With All the AIG Outrage, Will Anyone Care About This? « The Washington Independent
It’s a story that also appeared on the front page of The New York Times today, about a staggeringly high number of elevator accidents in public housing complexes in New York City, injuring some 300 residents, employees and visitors since 2001.
From The Times:
A home health aide watched in horror as her middle finger was cut off at the tip. A firefighter lost part of his finger, too. A woman bumped her head as she was knocked to the floor. A man was left with a swollen hand and broken eyeglasses, someone else a broken nose, someone else two missing toes.
Tenants who live in New York City public housing have long complained about daily inconveniences from malfunctioning elevators: canceling medical appointments, missing school buses, climbing flights of stairs. But the elevators have also taken a widespread physical toll on people who live in, work in or visit the city’s 343 public housing complexes.
But they’re not important people, and they’re not powerful. So the ordeal for the mother whose four year old nearly was crushed by elevator doors that constantly close too quickly won’t get much attention from television commentators and in the blogosphere. If ever there were a proper source for populist outrage, the mistreatment and neglect of a city’s most vulnerable residents — and those who try to help them — would be it. Even something as basic as an elevator isn’t safe or decent, in their world.
But that’s not the world many of us live in. So we climb on the AIG bandwagon instead, and announce our disdain for the unethical ways of Wall Street, and the fleecing of the little guy. We feel like we’re taking a stand, facing off against powerful financial interests.
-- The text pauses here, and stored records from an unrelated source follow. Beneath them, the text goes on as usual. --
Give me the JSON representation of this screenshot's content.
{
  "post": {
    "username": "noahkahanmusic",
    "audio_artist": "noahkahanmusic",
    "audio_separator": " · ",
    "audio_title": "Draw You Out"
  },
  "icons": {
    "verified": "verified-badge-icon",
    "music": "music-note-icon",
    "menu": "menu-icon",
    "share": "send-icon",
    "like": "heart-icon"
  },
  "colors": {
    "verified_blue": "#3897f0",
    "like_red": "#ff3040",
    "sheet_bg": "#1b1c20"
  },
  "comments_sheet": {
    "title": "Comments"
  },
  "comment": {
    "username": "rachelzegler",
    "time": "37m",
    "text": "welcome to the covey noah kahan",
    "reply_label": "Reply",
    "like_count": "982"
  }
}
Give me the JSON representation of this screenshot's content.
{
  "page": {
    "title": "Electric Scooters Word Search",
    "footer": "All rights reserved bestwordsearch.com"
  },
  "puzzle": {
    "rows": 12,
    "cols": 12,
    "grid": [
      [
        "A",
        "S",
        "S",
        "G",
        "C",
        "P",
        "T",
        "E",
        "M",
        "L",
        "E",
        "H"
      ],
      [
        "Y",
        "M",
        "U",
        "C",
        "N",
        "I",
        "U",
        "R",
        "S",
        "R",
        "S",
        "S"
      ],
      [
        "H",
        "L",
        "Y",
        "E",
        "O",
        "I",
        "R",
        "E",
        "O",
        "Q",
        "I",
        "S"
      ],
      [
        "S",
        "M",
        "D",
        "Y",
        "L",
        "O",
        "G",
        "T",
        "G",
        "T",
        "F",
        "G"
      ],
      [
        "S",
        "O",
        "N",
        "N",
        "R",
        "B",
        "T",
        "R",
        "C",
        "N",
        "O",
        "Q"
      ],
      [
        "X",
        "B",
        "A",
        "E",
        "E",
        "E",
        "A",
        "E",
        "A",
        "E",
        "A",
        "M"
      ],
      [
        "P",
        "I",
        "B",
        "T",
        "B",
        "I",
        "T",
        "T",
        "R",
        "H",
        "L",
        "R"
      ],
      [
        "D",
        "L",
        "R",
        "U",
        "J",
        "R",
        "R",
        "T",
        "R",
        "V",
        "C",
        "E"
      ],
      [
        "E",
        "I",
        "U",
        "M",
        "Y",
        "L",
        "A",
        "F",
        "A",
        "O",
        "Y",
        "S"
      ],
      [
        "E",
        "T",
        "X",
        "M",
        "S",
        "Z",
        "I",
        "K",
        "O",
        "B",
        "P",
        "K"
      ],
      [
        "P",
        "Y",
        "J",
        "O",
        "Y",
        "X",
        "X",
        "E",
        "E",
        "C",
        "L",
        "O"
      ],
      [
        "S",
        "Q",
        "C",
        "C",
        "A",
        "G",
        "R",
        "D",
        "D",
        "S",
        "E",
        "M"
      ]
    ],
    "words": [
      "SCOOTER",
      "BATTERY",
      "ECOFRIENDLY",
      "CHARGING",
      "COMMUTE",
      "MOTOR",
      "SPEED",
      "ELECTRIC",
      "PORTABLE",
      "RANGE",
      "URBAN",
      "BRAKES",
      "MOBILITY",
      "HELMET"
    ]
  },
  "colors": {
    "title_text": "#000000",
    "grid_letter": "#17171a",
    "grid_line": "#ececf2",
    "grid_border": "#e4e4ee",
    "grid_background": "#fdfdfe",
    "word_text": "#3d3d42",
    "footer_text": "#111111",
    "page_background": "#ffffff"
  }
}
But clearly we pick our battles, and as the public housing elevator scandal will no doubt prove, those whose lives are unseen by the rest of us won’t merit a revolt.